Home » Frequently asked Questions on Health » Can a child be normal in spite of low IQ scores?

Can a child be normal in spite of low IQ scores?

Q: My 12-year-old stepdaughter has a low IQ (74), but I don't see any signs of her being slow or mentally challenged. She is like any other pre-teen. Her grades were pretty bad, but with extra effort, they are on the rise again. The problem is, based on her IQ score. Her grandmother (her legal guardian) is going to put her in special education classes. Is it possible to be normal even when you have a low IQ? What should my husband and I do to help her? I am very worried that putting her in those classes could be more damaging than helpful. Is it possible for a father to give a baby fetal alcohol syndrome because he drank at the time of conception? The mother didn't drink at all during pregnancy.

A:I would suggest that the girl of 12 is assessed again. Sometimes there are errors and having her abilities tested again, could be useful. Since your observation is that she has improved, it is possible that she might get a higher IQ score. In that case she may continue in the regular school. But as the lessons become more complex and therefore harder, she will be better off in a setting that helps her to do her best without making her feel inadequate. Please note that Special schools are not damaging to children with special needs. If she does well in that place, there is a possibility of her taking up a vocation at a later time. She may be weak in spelling or Maths, but she will have strengths, which should be encouraged. There is no research evidence that the father's intake of alcohol has any connection with the fetal alcohol syndrome or any aspect of the infant's health. You can help her by being affectionate, firm and kind. Listen to her view of things and ask her opinion on some small decisions. Give her stimulating mental exercises, in the form of games and puzzles, at her level. Be patient when she learns. Reward her with a smile or a pat when she completes something. Let her take some responsibilities around the house, in the kitchen, the garden and so on. Make sure that she has fully developed self-help skills. Teach her how to use gadgets safely. Give her clear instructions about not talking to strangers. If she has an interest in music or painting, provide the opportunities for her to develop skills in them.
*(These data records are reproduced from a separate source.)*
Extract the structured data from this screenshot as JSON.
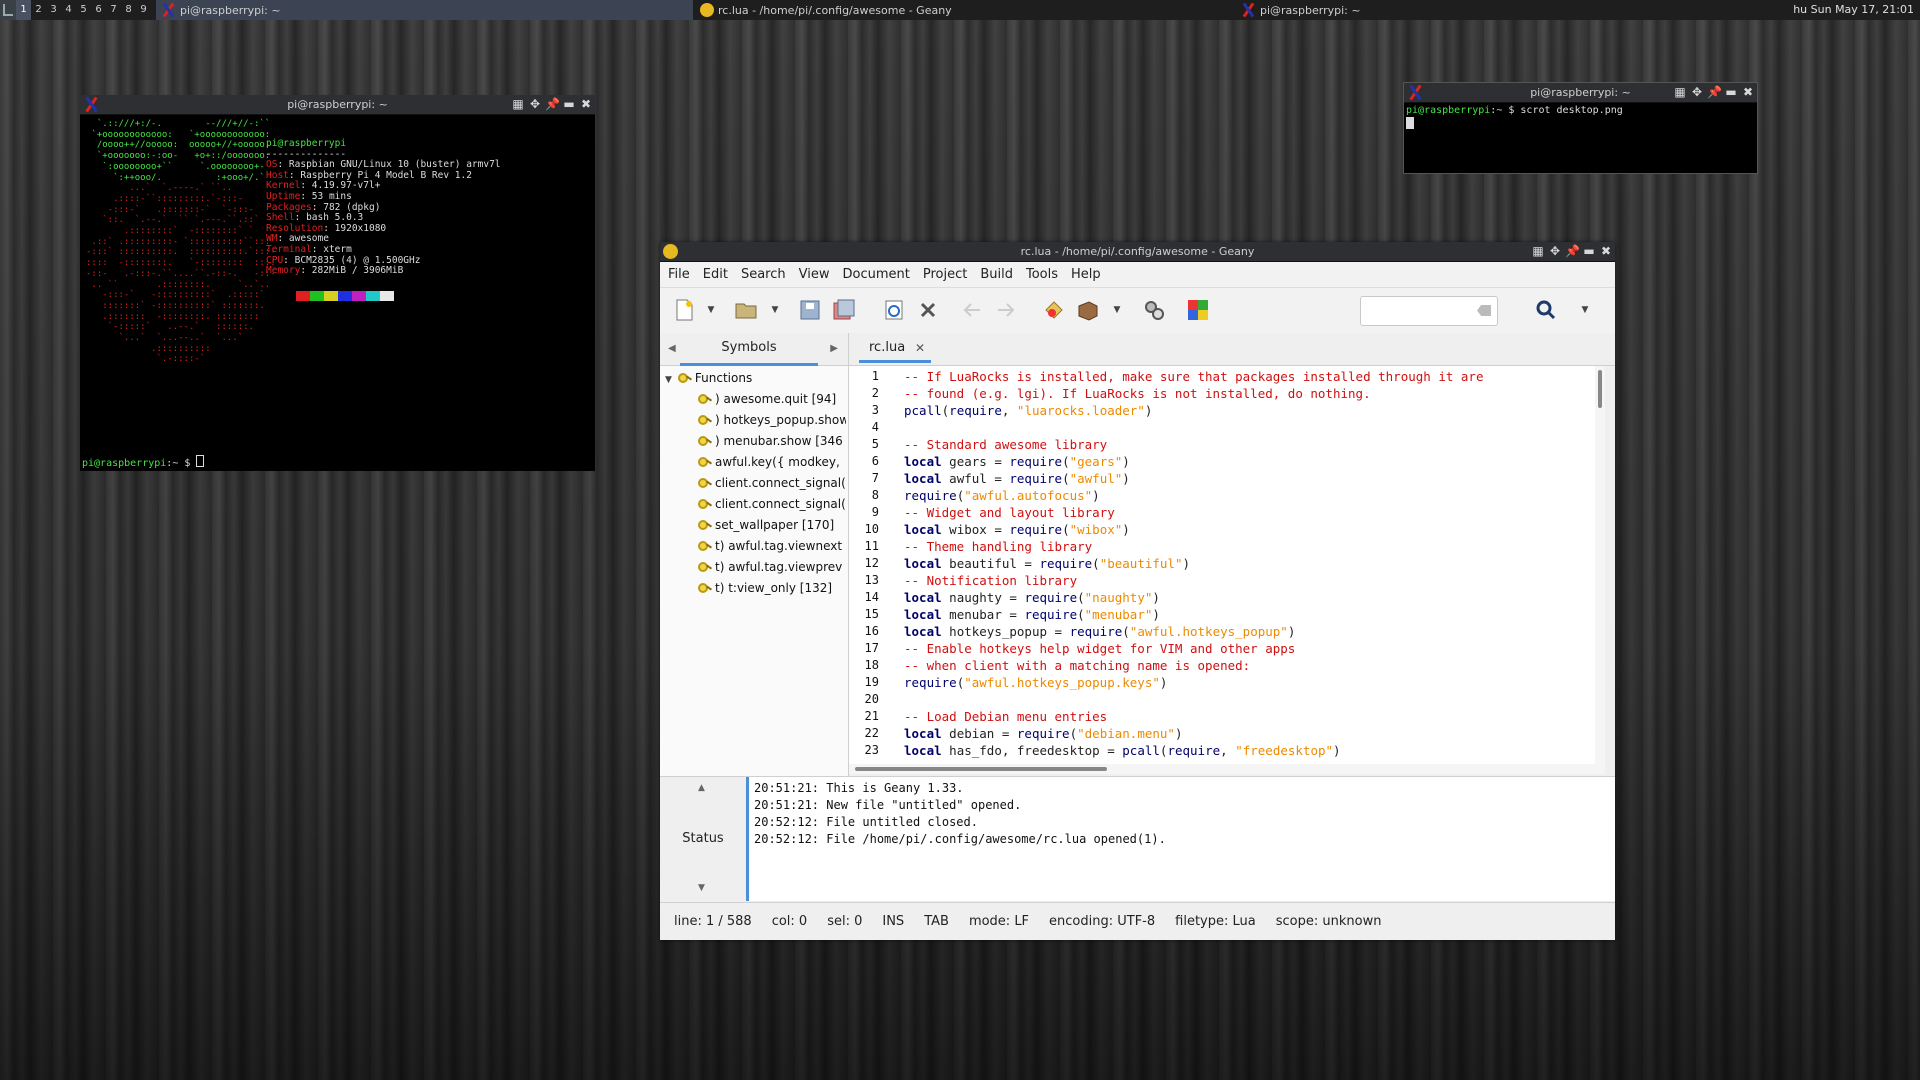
{
  "wibar": {
    "tags": [
      "1",
      "2",
      "3",
      "4",
      "5",
      "6",
      "7",
      "8",
      "9"
    ],
    "active_tag": "1",
    "tasks": [
      {
        "label": "pi@raspberrypi: ~",
        "icon": "xterm-x-icon"
      },
      {
        "label": "rc.lua - /home/pi/.config/awesome - Geany",
        "icon": "geany-icon"
      },
      {
        "label": "pi@raspberrypi: ~",
        "icon": "xterm-x-icon"
      }
    ],
    "clock": "hu  Sun May 17, 21:01"
  },
  "terminal1": {
    "title": "pi@raspberrypi: ~",
    "userhost": "pi@raspberrypi",
    "separator": "--------------",
    "info": [
      {
        "key": "OS",
        "value": "Raspbian GNU/Linux 10 (buster) armv7l"
      },
      {
        "key": "Host",
        "value": "Raspberry Pi 4 Model B Rev 1.2"
      },
      {
        "key": "Kernel",
        "value": "4.19.97-v7l+"
      },
      {
        "key": "Uptime",
        "value": "53 mins"
      },
      {
        "key": "Packages",
        "value": "782 (dpkg)"
      },
      {
        "key": "Shell",
        "value": "bash 5.0.3"
      },
      {
        "key": "Resolution",
        "value": "1920x1080"
      },
      {
        "key": "WM",
        "value": "awesome"
      },
      {
        "key": "Terminal",
        "value": "xterm"
      },
      {
        "key": "CPU",
        "value": "BCM2835 (4) @ 1.500GHz"
      },
      {
        "key": "Memory",
        "value": "282MiB / 3906MiB"
      }
    ],
    "palette": [
      "#000000",
      "#e02020",
      "#20c020",
      "#d8d020",
      "#2030e0",
      "#c020c0",
      "#20c8c8",
      "#e8e8e8"
    ],
    "prompt_user": "pi@raspberrypi",
    "prompt_rest": ":~ $ "
  },
  "terminal2": {
    "title": "pi@raspberrypi: ~",
    "prompt_user": "pi@raspberrypi",
    "prompt_rest": ":~ $ ",
    "command": "scrot desktop.png"
  },
  "geany": {
    "title": "rc.lua - /home/pi/.config/awesome - Geany",
    "menu": [
      "File",
      "Edit",
      "Search",
      "View",
      "Document",
      "Project",
      "Build",
      "Tools",
      "Help"
    ],
    "sidebar_tab": "Symbols",
    "tree_root": "Functions",
    "symbols": [
      ") awesome.quit [94]",
      ") hotkeys_popup.show",
      ") menubar.show [346",
      "awful.key({ modkey,",
      "client.connect_signal(",
      "client.connect_signal(",
      "set_wallpaper [170]",
      "t) awful.tag.viewnext",
      "t) awful.tag.viewprev",
      "t) t:view_only [132]"
    ],
    "editor_tab": "rc.lua",
    "messages_label": "Status",
    "messages": [
      "20:51:21: This is Geany 1.33.",
      "20:51:21: New file \"untitled\" opened.",
      "20:52:12: File untitled closed.",
      "20:52:12: File /home/pi/.config/awesome/rc.lua opened(1)."
    ],
    "status": [
      "line: 1 / 588",
      "col: 0",
      "sel: 0",
      "INS",
      "TAB",
      "mode: LF",
      "encoding: UTF-8",
      "filetype: Lua",
      "scope: unknown"
    ]
  }
}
RELATED FAQ

................... Advertisement ...................

   

FAQ

ASK OUR EXPERTS

Using 0 of 1024 Possible characters
Choose Topic

Latest stories
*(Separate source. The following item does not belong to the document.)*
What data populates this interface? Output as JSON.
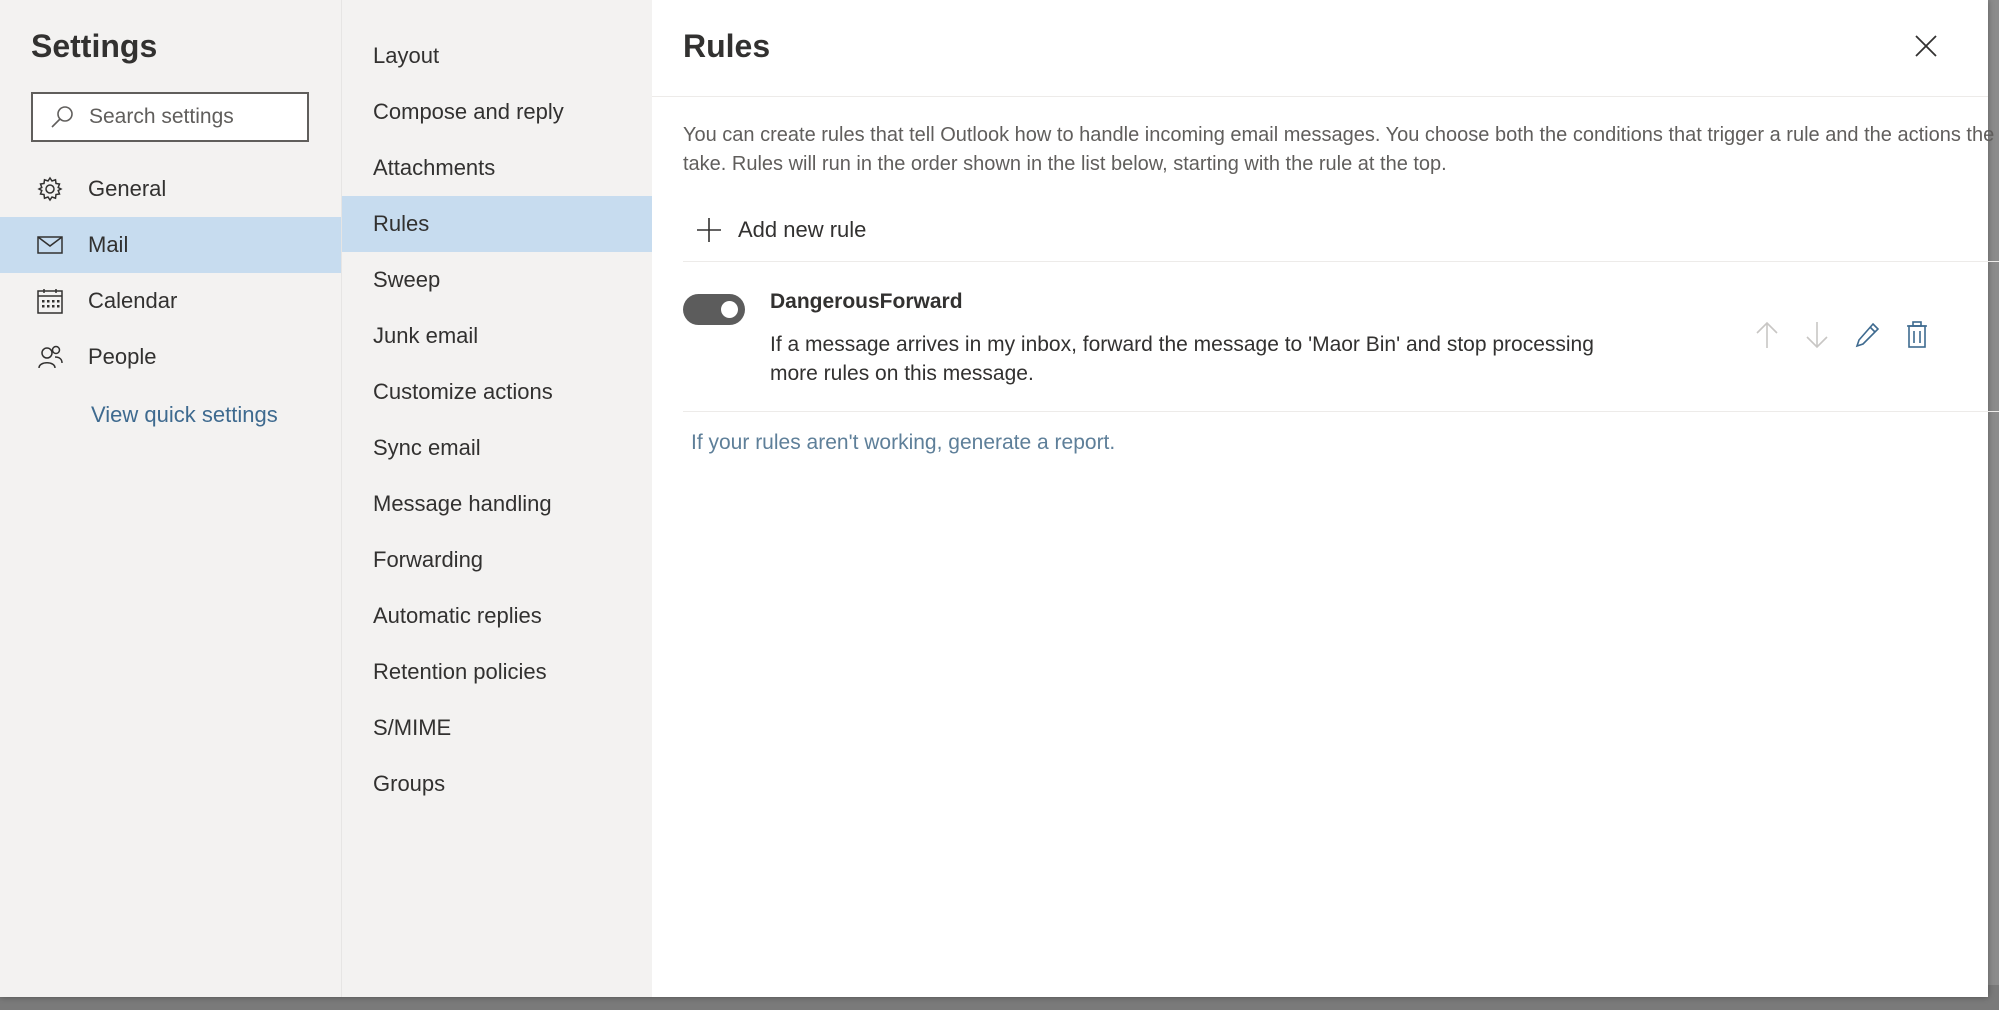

Swine Flu Kills 11 In Nagpur, 4 In Indore: Tips To Prevent Swine Flu

Fri, 22 Sep 2017 17:00:13 IST
As many as 11 people died of swine flu in the Nagpur division in the past two days, taking the death toll 73 for the year, whereas four deaths were reported in Indore in a matter of past 24 hours.

Breathing Dirty Air May Lead To Kidney Failure: Study

Fri, 22 Sep 2017 16:00:58 IST
Air pollution may increase the risk of chronic kidney disease, which can lead to the failure of the organ, a study has warned.

Sexual Touch At An Early Age May Lead To Early Puberty

Fri, 22 Sep 2017 15:00:02 IST
German researchers found that women who were touched on their genitals at a young age experience changes in their brain and that touch triggers puberty.

Moderate Physical Activity For A Healthy Heart, Longer Life

Fri, 22 Sep 2017 14:00:23 IST
A recent study concludes that 1 in every 12 global deaths could be prevented, if all of us adhered to at-least 30 minutes of exercise each day, or 2.5 hours in week. Read on to know moderate exercising could help prevent heart disease and help you live longer.

11 Infants Being Treated For The E-Coli Infection At PGIMER

Fri, 22 Sep 2017 13:00:42 IST
The PGIMER (Post Graduate Institute of Medical Education and Research) battles against the outbreak of E-Coli infection in its Neonatal ICU. 1 infants are getting treatment for this infection at the moment, hospital sources reveal.